WHAT IS REQUIRED: Wherever the word "days" turns up in a line of the entries, copy that line.

Web page and app entries:

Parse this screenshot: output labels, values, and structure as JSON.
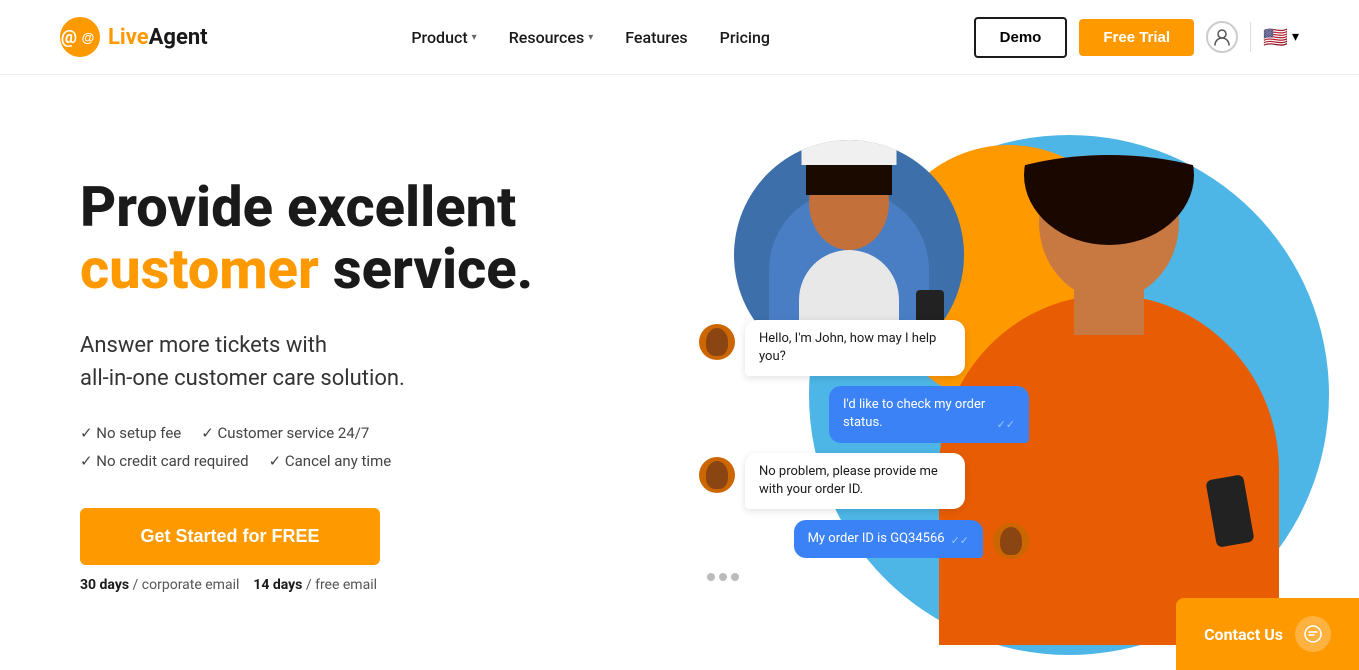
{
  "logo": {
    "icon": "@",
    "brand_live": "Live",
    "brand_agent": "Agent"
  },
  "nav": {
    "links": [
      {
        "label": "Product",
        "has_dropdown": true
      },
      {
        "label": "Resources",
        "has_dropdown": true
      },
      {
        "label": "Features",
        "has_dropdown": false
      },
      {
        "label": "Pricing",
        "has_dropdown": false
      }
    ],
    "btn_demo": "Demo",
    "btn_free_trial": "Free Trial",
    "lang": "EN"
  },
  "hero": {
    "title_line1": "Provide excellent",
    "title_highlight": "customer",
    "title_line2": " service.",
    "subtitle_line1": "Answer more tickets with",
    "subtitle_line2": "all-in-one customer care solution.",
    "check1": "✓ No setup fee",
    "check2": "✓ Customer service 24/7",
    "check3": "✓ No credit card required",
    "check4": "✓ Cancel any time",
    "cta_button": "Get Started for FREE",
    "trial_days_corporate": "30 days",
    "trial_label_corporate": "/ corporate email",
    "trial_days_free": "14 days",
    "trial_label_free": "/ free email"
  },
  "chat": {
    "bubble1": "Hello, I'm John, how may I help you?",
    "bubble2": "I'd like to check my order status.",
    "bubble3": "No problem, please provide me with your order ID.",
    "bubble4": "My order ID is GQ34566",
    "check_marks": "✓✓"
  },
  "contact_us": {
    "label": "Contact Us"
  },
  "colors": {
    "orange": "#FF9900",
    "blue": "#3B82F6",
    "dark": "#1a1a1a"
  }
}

ANSWER TO THIS EXERCISE:
    "trial_days_corporate": "30 days",
    "trial_days_free": "14 days",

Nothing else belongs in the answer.